Good dedication to carrying out the fake. Catches the ball and is able to zoom in traffic -- CBS' broadcaster said that C.J. Uzomah got a good block on this play, and while he may have technically been in the way of the defender, Knight had to scoot past him because Uzomah's block wasn't perfect. This was, I thought, White's best run of the game:
This is the kind of downhill player I think the Jets are wanting to see in their run game. Knight shrugs off contact from a pursuing defensive tackle, presses his hole to try to get the defenders baited to the outside, then turns back inside. He has some fight in him at the end of the play, as well, after the spin doesn't quite get him around the safety. I don't think Knight was as consistently downhill as the Jets wanted on every play, but their blocking did leave something to be desired.
Opportunity wise, I want you to think about what you know about this Jets offense and remember that Mike White is going to keep teams from just destroying their passing game. The Jets are committed to the run, as the 49ers are. They're 12th in rushing DVOA at -1.2%, and have gone over 135 rushing yards in five of their last seven games. They're not a particularly great run blocking team, but I think the Wilson benching can be a tide that raises all boats for this offense. It can get defenses out of the box and make them respect the passing lanes more, it can create a situation where they have to respect the talent this team has at its wideout position by finally getting Elijah Moore and Garrett Wilson as involved as they should be. The White Album version of this offense is not going to make you forget about Tom Brady, but it's going to make defenses have to respect the pass.
And I think that happens to line up very nicely for Wilson. I'm not saying he's going to be the fabled "league winner on the waiver wire," but sometimes opportunity just clicks for these lowly-drafted or undrafted players with real talent. It happens in fantasy football. Did you think Amon-Ra St. Brown was going to fade away or be a fluke because he was a fourth-round pick in a bad offense last season? One of the hardest changes I've had to make after evaluating my own transaction decisions in leagues over the past few years has gone something like this: I've been biased against lower-round and undrafted picks, and I've been biased against players that broke out on teams I generally perceive as "sad." I finally broke that last season by making a real bid on St. Brown, and ... I still didn't use him enough. I still didn't believe quite as much as I should have! Priors, they are tricky to deal with.

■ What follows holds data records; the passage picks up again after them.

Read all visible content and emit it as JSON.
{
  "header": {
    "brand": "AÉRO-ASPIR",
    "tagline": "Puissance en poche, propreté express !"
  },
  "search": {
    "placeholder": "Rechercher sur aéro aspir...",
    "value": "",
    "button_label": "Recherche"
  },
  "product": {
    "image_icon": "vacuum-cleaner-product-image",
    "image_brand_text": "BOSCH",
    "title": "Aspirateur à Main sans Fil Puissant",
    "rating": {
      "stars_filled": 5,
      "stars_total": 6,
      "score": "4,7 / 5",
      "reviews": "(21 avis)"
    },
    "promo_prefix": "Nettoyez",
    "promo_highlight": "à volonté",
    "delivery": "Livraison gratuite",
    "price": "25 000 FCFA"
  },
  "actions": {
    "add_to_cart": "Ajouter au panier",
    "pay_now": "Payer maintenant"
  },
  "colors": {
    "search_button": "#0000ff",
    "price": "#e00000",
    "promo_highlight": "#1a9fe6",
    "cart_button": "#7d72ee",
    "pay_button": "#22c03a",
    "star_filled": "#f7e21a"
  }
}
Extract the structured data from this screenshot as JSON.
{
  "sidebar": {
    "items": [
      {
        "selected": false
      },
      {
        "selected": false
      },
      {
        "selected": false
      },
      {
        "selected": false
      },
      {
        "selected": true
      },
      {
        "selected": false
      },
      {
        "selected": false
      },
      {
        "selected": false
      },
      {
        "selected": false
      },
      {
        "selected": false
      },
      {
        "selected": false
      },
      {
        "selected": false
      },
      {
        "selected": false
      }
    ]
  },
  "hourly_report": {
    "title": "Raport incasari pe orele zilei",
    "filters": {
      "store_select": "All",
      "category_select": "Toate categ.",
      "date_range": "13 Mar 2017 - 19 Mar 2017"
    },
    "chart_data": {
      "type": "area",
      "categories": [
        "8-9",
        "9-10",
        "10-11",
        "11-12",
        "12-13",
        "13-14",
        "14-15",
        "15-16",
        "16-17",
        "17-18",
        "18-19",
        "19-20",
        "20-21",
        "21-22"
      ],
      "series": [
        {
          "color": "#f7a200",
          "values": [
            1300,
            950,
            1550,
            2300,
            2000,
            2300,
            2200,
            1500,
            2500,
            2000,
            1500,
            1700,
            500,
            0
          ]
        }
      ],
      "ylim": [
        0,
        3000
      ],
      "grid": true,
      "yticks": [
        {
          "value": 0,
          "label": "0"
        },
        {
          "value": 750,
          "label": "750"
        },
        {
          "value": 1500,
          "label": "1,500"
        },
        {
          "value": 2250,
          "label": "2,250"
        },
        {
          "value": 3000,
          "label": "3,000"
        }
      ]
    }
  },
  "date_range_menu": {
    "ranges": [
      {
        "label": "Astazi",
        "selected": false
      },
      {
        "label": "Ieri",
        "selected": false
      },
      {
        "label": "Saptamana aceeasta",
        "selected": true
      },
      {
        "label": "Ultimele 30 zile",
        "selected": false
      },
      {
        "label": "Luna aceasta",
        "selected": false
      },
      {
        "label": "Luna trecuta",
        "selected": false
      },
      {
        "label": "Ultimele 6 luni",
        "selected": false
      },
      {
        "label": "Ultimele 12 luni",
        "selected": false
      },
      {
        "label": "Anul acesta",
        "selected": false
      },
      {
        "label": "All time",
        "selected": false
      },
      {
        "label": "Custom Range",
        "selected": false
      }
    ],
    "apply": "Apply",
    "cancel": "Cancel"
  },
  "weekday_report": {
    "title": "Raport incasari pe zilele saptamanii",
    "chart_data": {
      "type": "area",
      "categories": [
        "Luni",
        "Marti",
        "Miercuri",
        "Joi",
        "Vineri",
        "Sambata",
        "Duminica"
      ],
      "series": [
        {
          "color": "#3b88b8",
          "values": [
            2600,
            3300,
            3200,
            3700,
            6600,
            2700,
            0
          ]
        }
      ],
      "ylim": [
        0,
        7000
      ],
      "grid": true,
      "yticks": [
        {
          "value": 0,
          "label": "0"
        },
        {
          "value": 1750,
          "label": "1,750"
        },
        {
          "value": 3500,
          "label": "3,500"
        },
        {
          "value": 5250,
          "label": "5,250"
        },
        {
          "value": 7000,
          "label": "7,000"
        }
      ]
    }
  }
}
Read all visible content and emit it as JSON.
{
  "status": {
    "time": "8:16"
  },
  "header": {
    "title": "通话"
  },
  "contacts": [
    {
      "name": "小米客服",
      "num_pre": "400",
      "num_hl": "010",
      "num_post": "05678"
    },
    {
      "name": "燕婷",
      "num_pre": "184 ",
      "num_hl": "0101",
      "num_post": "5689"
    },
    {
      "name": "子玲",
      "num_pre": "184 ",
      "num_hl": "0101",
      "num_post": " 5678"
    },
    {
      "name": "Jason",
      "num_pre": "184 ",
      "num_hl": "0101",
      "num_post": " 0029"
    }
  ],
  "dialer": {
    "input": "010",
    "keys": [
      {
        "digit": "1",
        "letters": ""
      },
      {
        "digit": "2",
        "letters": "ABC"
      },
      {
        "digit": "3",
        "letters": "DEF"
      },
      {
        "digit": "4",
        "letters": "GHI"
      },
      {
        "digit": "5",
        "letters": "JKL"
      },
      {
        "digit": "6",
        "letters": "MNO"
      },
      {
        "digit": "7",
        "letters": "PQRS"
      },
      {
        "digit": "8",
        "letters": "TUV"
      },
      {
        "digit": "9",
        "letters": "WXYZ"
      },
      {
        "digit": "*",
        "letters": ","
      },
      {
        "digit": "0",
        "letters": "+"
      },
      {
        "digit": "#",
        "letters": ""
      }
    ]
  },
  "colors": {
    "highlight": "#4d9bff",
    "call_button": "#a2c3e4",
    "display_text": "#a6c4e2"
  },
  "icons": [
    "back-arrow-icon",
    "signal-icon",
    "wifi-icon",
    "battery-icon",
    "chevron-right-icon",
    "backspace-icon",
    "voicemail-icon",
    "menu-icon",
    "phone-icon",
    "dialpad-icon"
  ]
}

So maybe Carter comes back after this week and Knight is only a FLEX play with a split of the backfield. By the way -- quick aside -- what has Carter ever done that would make us feel like he can't lose a job? The Jets did just trade up to draft a back to replace him.
Maybe Knight's role gets absorbed by Ty Johnson -- I kind of doubt it based on the early splits this game, but Johnson looked good. Maybe White has peaked and Knight will not be in as good of an offense as I'm forecasting. But I like that there are multiple ways I can win a claim on Knight. He showed some talent. He looks to be getting an opportunity in a good offense. He has receiving talent and rushing talent. Much like when I recommended Kenneth Walker after the Rashaad Penny injury (please don't tell me I'm patting myself on the back for this because I felt it was pretty easy), I think there are enough pathways here that make Knight fantasy viable that he's catching my eye this week.
I also think there's enough sleeping on him that you might be able to get in on this cheap. If Carter misses time this week, Knight could be playable right away. What if he shows enough that he's got the job when Carter is ready to come back? I don't think anyone is this Jets field is good enough to transcend a committee, but I think Knight showed enough in game one to prove that he could lead that committee.